by Gwyn Headley
We received a cheery sales enquiry this morning:
I work for the Social Security Administration (SSA) in the Dallas Region. The Dallas Region is comprised of Social Security offices in 5 states (New Mexico, Oklahoma, Texas, Louisiana and Arkansas). The Dallas Region is separated into 6 parts called Area’s [I think he means Areas]. One such Area has Social Security Offices in two states (Oklahoma and Arkansas).

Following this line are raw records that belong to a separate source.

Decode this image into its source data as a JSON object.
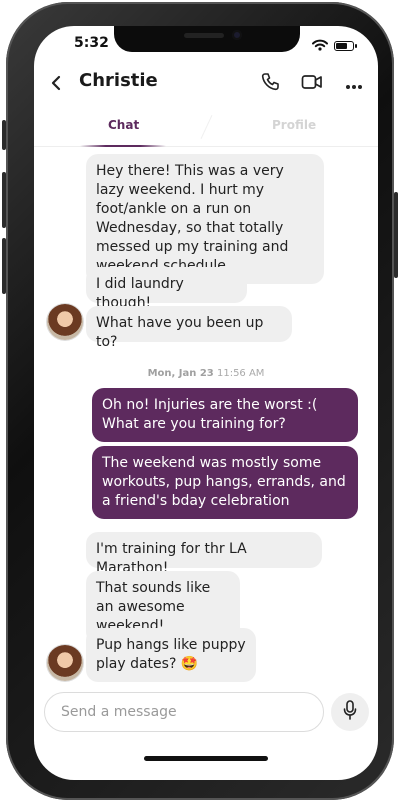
{
  "status_bar": {
    "time": "5:32",
    "battery_level": 0.7
  },
  "header": {
    "title": "Christie",
    "back_icon": "chevron-left-icon",
    "actions": [
      {
        "name": "phone-call-button",
        "icon": "phone-icon"
      },
      {
        "name": "video-call-button",
        "icon": "video-camera-icon"
      },
      {
        "name": "more-options-button",
        "icon": "ellipsis-icon"
      }
    ]
  },
  "tabs": [
    {
      "label": "Chat",
      "active": true
    },
    {
      "label": "Profile",
      "active": false
    }
  ],
  "colors": {
    "accent": "#5d2a5e",
    "incoming_bubble": "#efefef",
    "outgoing_text": "#ffffff"
  },
  "messages": {
    "group1": [
      {
        "direction": "in",
        "text": "Hey there! This was a very lazy weekend. I hurt my foot/ankle on a run on Wednesday, so that totally messed up my training and weekend schedule."
      },
      {
        "direction": "in",
        "text": "I did laundry though!"
      },
      {
        "direction": "in",
        "text": "What have you been up to?"
      }
    ],
    "timestamp": {
      "date": "Mon, Jan 23",
      "time": "11:56 AM"
    },
    "group2": [
      {
        "direction": "out",
        "text": "Oh no! Injuries are the worst :( What are you training for?"
      },
      {
        "direction": "out",
        "text": "The weekend was mostly some workouts, pup hangs, errands, and a friend's bday celebration"
      }
    ],
    "group3": [
      {
        "direction": "in",
        "text": "I'm training for thr LA Marathon!"
      },
      {
        "direction": "in",
        "text": "That sounds like an awesome weekend!"
      },
      {
        "direction": "in",
        "text": "Pup hangs like puppy play dates?",
        "emoji": "🤩"
      }
    ]
  },
  "composer": {
    "placeholder": "Send a message",
    "value": ""
  }
}
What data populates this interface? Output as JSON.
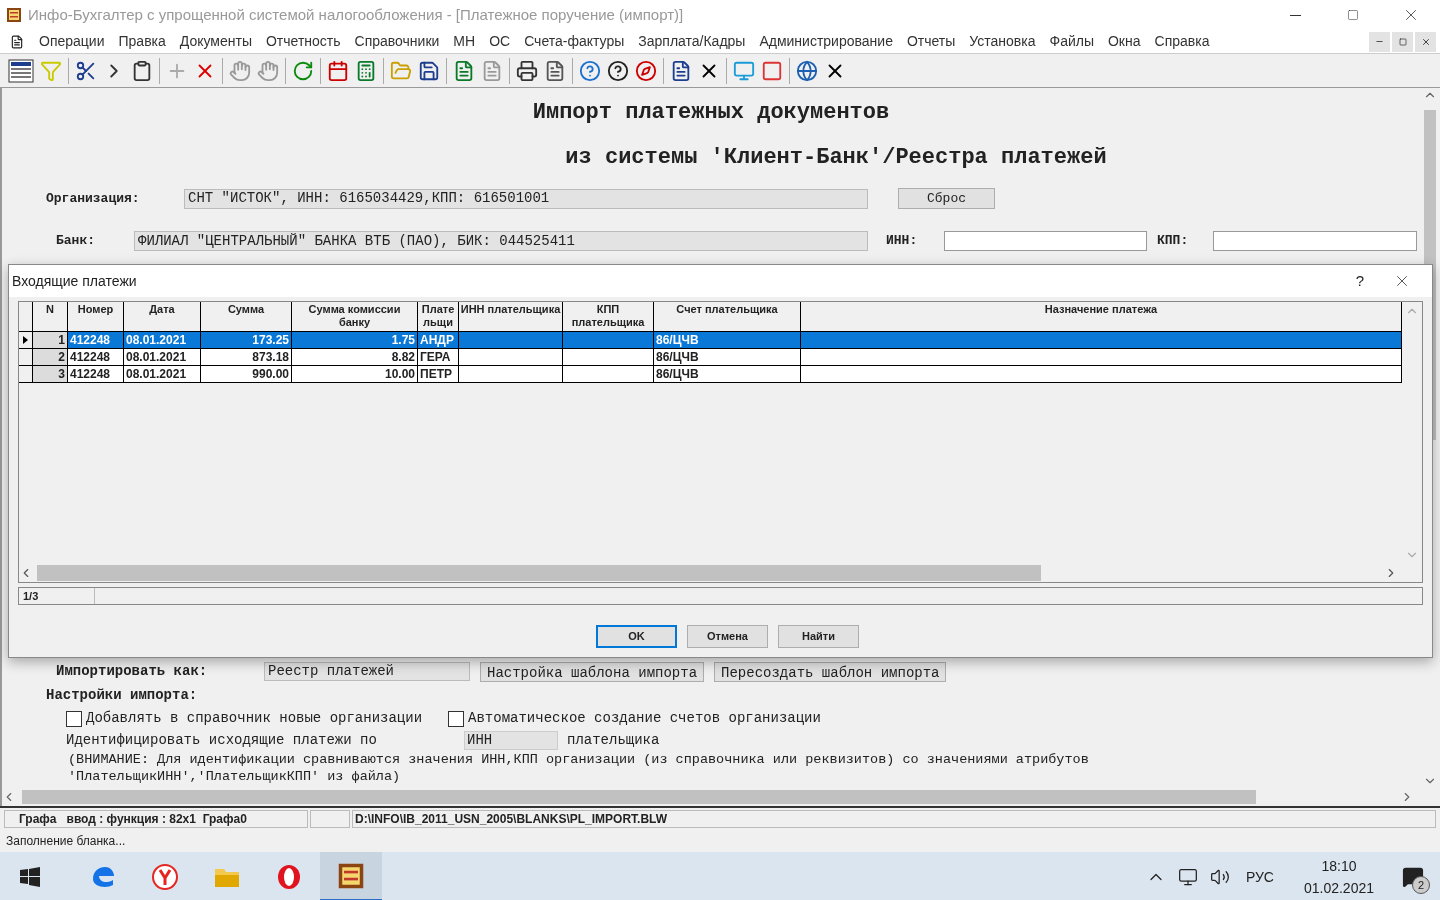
{
  "window": {
    "title": "Инфо-Бухгалтер с упрощенной системой налогообложения - [Платежное поручение (импорт)]"
  },
  "menu": [
    "Операции",
    "Правка",
    "Документы",
    "Отчетность",
    "Справочники",
    "МН",
    "ОС",
    "Счета-фактуры",
    "Зарплата/Кадры",
    "Администрирование",
    "Отчеты",
    "Установка",
    "Файлы",
    "Окна",
    "Справка"
  ],
  "form": {
    "title_lines": [
      "Импорт платежных документов",
      "из системы 'Клиент-Банк'/Реестра платежей"
    ],
    "organization": {
      "label": "Организация:",
      "value": "СНТ \"ИСТОК\", ИНН: 6165034429,КПП: 616501001"
    },
    "reset_button": "Сброс",
    "bank": {
      "label": "Банк:",
      "value": "ФИЛИАЛ \"ЦЕНТРАЛЬНЫЙ\" БАНКА ВТБ (ПАО), БИК: 044525411"
    },
    "inn": {
      "label": "ИНН:"
    },
    "kpp": {
      "label": "КПП:"
    },
    "import_as": {
      "label": "Импортировать как:",
      "value": "Реестр платежей",
      "buttons": [
        "Настройка шаблона импорта",
        "Пересоздать шаблон импорта"
      ]
    },
    "settings": {
      "title": "Настройки импорта:",
      "checkboxes": [
        {
          "label": "Добавлять в справочник новые организации",
          "checked": false
        },
        {
          "label": "Автоматическое создание счетов организации",
          "checked": false
        }
      ],
      "identify": {
        "prefix": "Идентифицировать исходящие платежи по",
        "value": "ИНН",
        "suffix": "плательщика"
      },
      "note_lines": [
        "(ВНИМАНИЕ: Для идентификации сравниваются значения ИНН,КПП организации (из справочника или реквизитов) со значениями атрибутов",
        "'ПлательщикИНН','ПлательщикКПП' из файла)"
      ]
    }
  },
  "dialog": {
    "title": "Входящие платежи",
    "help": "?",
    "columns": [
      "N",
      "Номер",
      "Дата",
      "Сумма",
      "Сумма комиссии банку",
      "Плате льщи",
      "ИНН плательщика",
      "КПП плательщика",
      "Счет плательщика",
      "Назначение платежа"
    ],
    "rows": [
      {
        "selected": true,
        "cells": [
          "1",
          "412248",
          "08.01.2021",
          "173.25",
          "1.75",
          "АНДР",
          "",
          "",
          "86/ЦЧВ",
          ""
        ]
      },
      {
        "selected": false,
        "cells": [
          "2",
          "412248",
          "08.01.2021",
          "873.18",
          "8.82",
          "ГЕРА",
          "",
          "",
          "86/ЦЧВ",
          ""
        ]
      },
      {
        "selected": false,
        "cells": [
          "3",
          "412248",
          "08.01.2021",
          "990.00",
          "10.00",
          "ПЕТР",
          "",
          "",
          "86/ЦЧВ",
          ""
        ]
      }
    ],
    "pager": "1/3",
    "buttons": [
      {
        "label": "OK",
        "default": true
      },
      {
        "label": "Отмена",
        "default": false
      },
      {
        "label": "Найти",
        "default": false
      }
    ]
  },
  "status_bar": {
    "fields": [
      "Графа   ввод : функция : 82x1  Графа0",
      "D:\\INFO\\IB_2011_USN_2005\\BLANKS\\PL_IMPORT.BLW"
    ],
    "message": "Заполнение бланка..."
  },
  "taskbar": {
    "apps": [
      {
        "kind": "edge",
        "selected": false
      },
      {
        "kind": "yandex",
        "selected": false
      },
      {
        "kind": "folder",
        "selected": false
      },
      {
        "kind": "opera",
        "selected": false
      },
      {
        "kind": "abacus",
        "selected": true
      }
    ],
    "language": "РУС",
    "time": "18:10",
    "date": "01.02.2021",
    "notifications": "2"
  }
}
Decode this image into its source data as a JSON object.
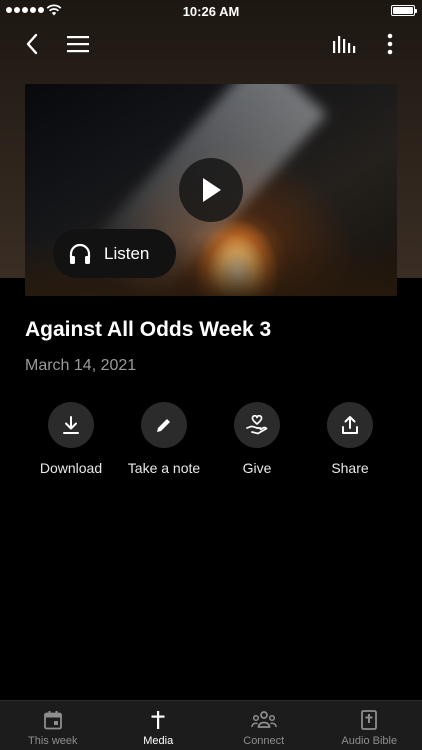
{
  "status": {
    "time": "10:26 AM"
  },
  "hero": {
    "listen_label": "Listen"
  },
  "sermon": {
    "title": "Against All Odds Week 3",
    "date": "March 14, 2021"
  },
  "actions": [
    {
      "label": "Download",
      "icon": "download-icon"
    },
    {
      "label": "Take a note",
      "icon": "pencil-icon"
    },
    {
      "label": "Give",
      "icon": "heart-hand-icon"
    },
    {
      "label": "Share",
      "icon": "share-icon"
    }
  ],
  "tabs": [
    {
      "label": "This week",
      "icon": "calendar-icon",
      "active": false
    },
    {
      "label": "Media",
      "icon": "cross-icon",
      "active": true
    },
    {
      "label": "Connect",
      "icon": "people-icon",
      "active": false
    },
    {
      "label": "Audio Bible",
      "icon": "bible-icon",
      "active": false
    }
  ],
  "colors": {
    "background": "#000000",
    "button_circle": "#2b2b2b",
    "tab_bar": "#1c1c1c",
    "date_text": "#9a9a9a"
  }
}
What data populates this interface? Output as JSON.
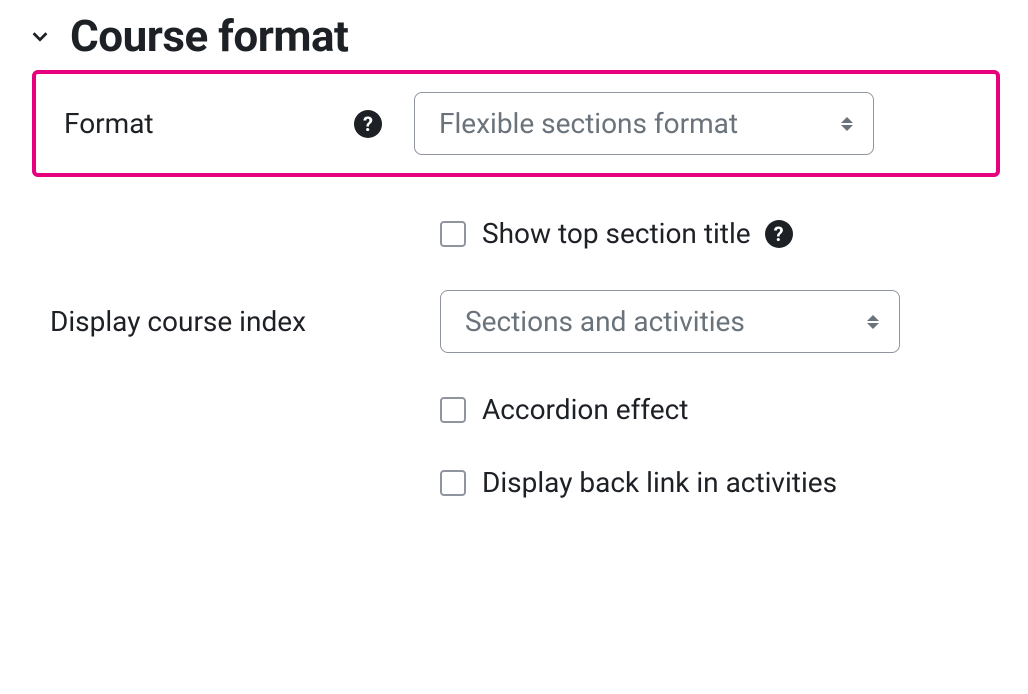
{
  "section": {
    "title": "Course format"
  },
  "fields": {
    "format": {
      "label": "Format",
      "value": "Flexible sections format"
    },
    "show_top_section_title": {
      "label": "Show top section title",
      "checked": false
    },
    "display_course_index": {
      "label": "Display course index",
      "value": "Sections and activities"
    },
    "accordion_effect": {
      "label": "Accordion effect",
      "checked": false
    },
    "display_back_link": {
      "label": "Display back link in activities",
      "checked": false
    }
  },
  "icons": {
    "help": "?"
  }
}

We are creating a banner for the Area front page that would represent 2 states (Oklahoma and Arkansas) and we would like to use one of your pictures as part of the banner to represent the State of Arkansas. This front page would exist on a Secure intranet and would only be visible to Social Security employees. This Intranet is not accessible to the general public or anyone outside of the Social Security Administration and serves as an information portal for SSA employees.
Please consider allowing us to use your image shown. As a government entity we cannot pay for rights.
Yvonne was on it in a flash:
Many thanks for your message and for your interest in one of our images. I’m sorry to read that as a government entity you can’t pay for rights because, as a stock agency, our business is selling usage rights for our many contributors.
I regret that I can see no reason why we should give you free rights to use one of our images and wish you luck in persuading someone else to give away their work for no reward.
What a model of restraint. It’s fortunate she responded before I had a chance to vent my spleen, otherwise Anglo-American relationships could have been irreparably damaged.
This scenario is becoming increasingly common. I wrote about it in a blog last November, Give Us Your Work For Free. Yvonne was more concise and to the point than Whitey. Why should anybody, in any organisation, in any country, anywhere in the world, expect to be paid for what they do and yet expect you and me to hand over the fruits of our investment, creativity and labour for nothing? It’s contemptuous, patronising and demeaning.
Mind you, Yvonne has form where this sort of behaviour is concerned. Some years ago when she was working for BASF and Sir Peter Hall was Director of the National Theatre, Hall’s secretary rang up to order 10 reels of recording tape. Yvonne’s question was to be expected: “To whom shall I send the invoice?” In a flash Hall (as he was then) was on the phone, fulminating “Don’t you know who I am? I’ll have your job for this!” Yvonne answered evenly, “I don’t think so. Now do you want to buy these tapes or not?”
Collapse of stout party, as they say.
Only one good comes of this. It shows that a picture library set up in a remote corner of North-West Wales can be seen and used by a US government department.
The next step is to get them to pay $600 for our lavatory seat. Older readers will recall the reference.